(PROBLEM DETAILS): Only the lines with "What" in them need to be copied from the listing.

(TASK DATA):
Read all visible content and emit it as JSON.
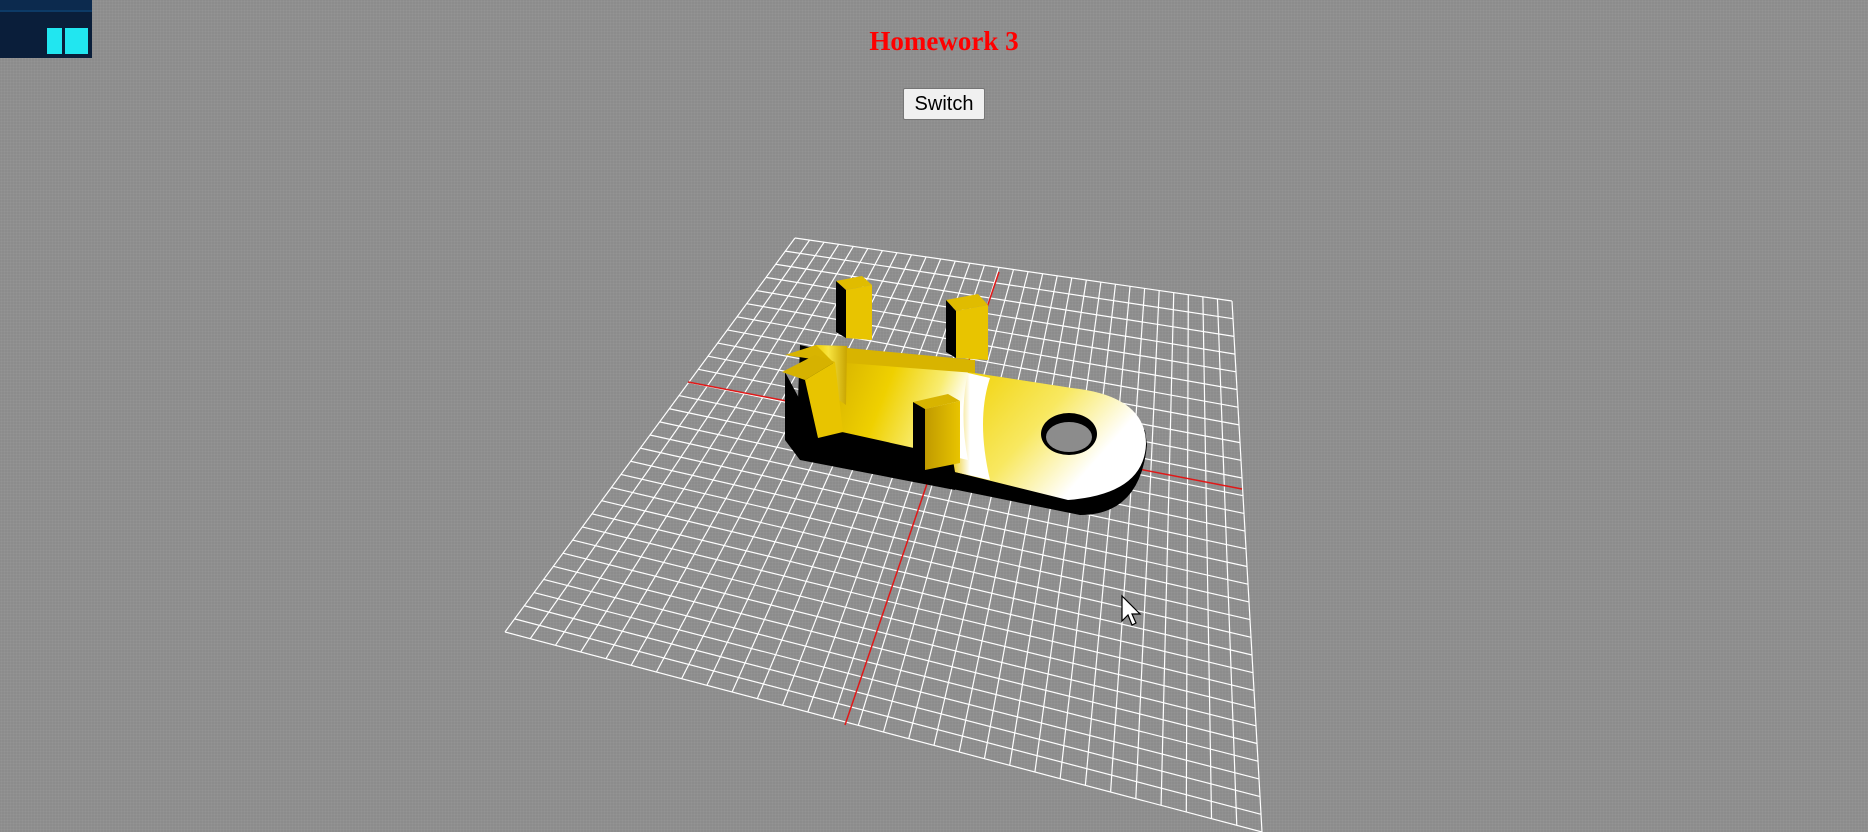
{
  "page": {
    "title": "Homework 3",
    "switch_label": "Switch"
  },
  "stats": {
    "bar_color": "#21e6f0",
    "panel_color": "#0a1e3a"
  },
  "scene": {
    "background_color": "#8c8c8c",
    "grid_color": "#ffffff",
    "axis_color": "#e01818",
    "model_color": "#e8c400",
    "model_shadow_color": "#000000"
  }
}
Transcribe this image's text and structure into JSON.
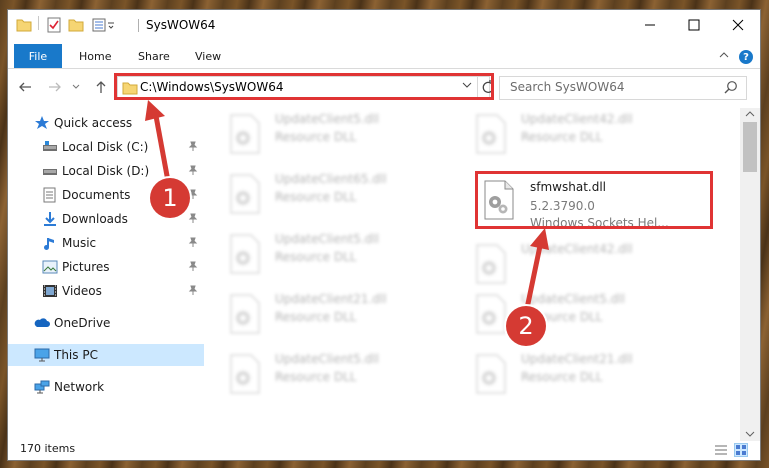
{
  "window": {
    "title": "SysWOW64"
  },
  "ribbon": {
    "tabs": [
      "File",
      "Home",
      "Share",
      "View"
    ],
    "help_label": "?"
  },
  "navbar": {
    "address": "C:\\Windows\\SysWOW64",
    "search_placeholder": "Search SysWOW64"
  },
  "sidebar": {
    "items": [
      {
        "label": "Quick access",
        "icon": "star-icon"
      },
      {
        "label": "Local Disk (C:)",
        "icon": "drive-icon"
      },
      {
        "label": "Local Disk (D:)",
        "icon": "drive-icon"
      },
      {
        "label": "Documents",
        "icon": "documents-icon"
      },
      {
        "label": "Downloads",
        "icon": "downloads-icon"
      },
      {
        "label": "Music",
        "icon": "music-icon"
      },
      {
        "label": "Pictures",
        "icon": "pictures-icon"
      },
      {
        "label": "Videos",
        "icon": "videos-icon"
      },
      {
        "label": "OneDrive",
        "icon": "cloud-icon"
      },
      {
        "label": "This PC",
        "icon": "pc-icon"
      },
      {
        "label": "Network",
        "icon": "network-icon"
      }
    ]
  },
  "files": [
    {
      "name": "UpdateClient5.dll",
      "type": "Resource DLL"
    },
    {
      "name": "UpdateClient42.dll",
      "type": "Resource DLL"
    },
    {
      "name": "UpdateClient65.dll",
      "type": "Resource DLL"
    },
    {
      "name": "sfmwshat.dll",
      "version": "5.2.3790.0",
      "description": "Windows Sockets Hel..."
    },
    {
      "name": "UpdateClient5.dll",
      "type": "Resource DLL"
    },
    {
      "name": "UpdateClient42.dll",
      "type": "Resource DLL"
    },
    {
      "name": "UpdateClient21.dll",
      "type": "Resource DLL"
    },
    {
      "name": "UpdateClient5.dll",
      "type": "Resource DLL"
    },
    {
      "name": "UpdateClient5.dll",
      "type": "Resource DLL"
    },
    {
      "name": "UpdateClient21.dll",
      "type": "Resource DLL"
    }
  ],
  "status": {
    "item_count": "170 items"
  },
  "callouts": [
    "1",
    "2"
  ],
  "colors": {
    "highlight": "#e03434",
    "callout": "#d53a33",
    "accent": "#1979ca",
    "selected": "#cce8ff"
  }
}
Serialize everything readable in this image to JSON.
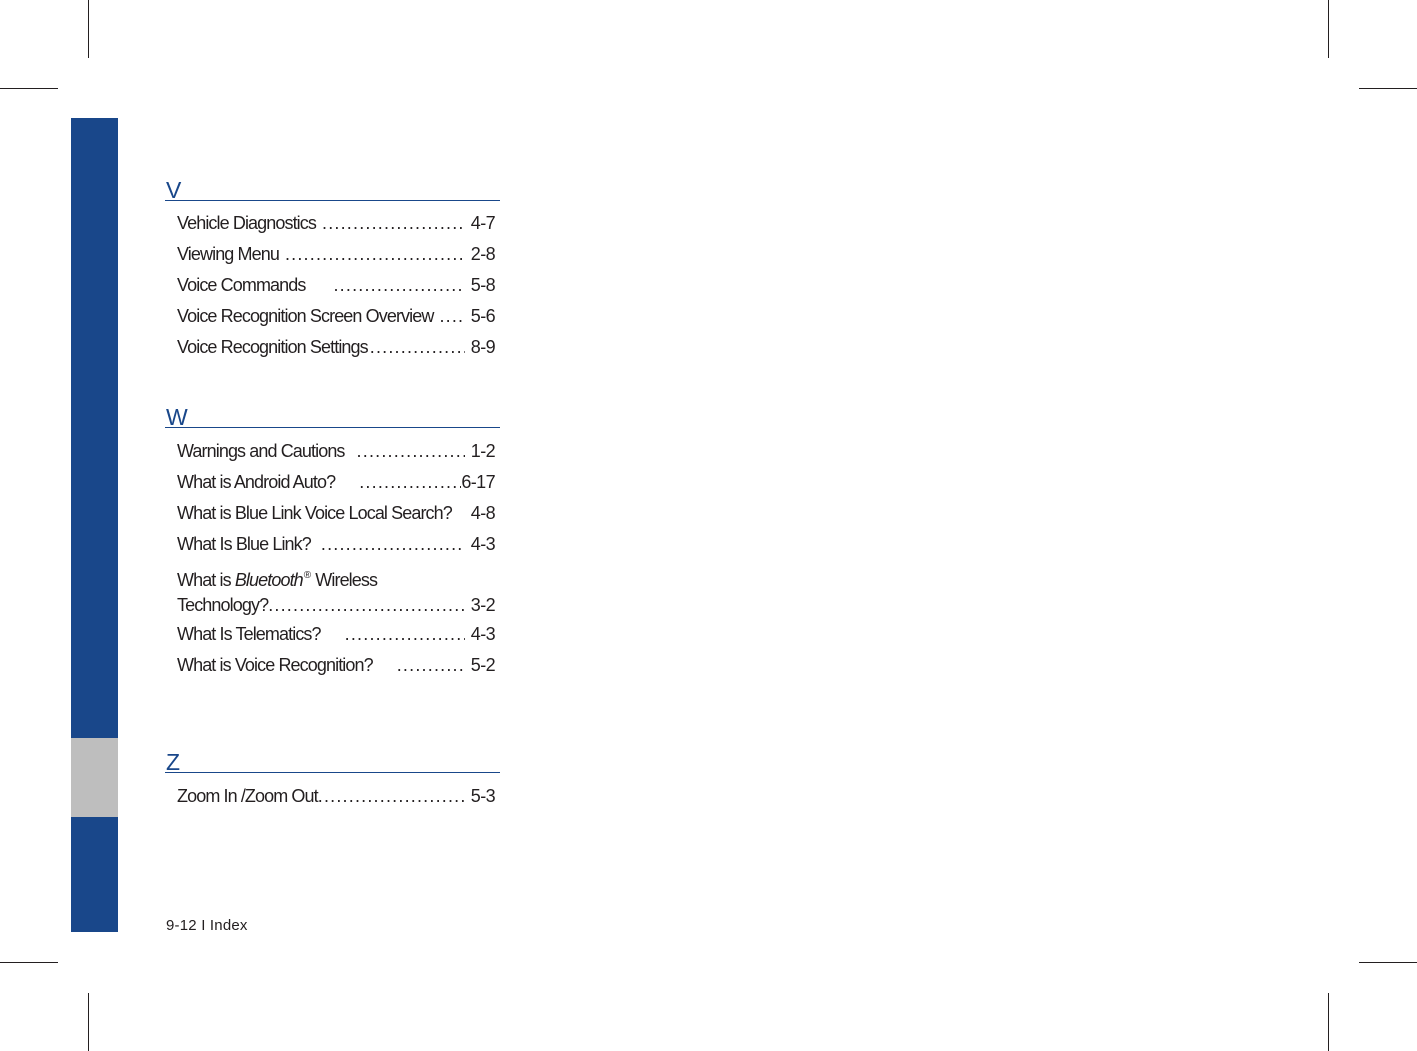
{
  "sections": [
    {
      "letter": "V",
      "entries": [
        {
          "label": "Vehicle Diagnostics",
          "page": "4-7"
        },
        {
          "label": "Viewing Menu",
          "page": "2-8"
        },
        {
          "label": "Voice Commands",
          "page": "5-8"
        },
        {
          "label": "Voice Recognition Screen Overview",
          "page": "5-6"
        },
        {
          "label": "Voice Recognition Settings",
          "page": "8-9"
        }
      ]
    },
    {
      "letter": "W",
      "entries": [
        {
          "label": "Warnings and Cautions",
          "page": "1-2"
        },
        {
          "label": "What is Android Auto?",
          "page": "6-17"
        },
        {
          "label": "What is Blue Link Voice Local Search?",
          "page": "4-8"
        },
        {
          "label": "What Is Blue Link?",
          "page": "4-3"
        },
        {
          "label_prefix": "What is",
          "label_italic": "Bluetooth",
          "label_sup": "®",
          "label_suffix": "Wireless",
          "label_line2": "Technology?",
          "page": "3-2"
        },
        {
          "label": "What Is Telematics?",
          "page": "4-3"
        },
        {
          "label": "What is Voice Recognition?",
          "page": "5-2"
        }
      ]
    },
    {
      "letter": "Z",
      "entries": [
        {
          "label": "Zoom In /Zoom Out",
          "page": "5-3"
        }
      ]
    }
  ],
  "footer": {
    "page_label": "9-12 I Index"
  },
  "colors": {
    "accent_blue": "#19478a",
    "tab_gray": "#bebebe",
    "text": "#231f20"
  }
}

(REPLY):
          "label": "What is Android Auto?",
          "label": "What is Blue Link Voice Local Search?",
          "label": "What Is Blue Link?",
          "label_prefix": "What is",
          "label": "What Is Telematics?",
          "label": "What is Voice Recognition?",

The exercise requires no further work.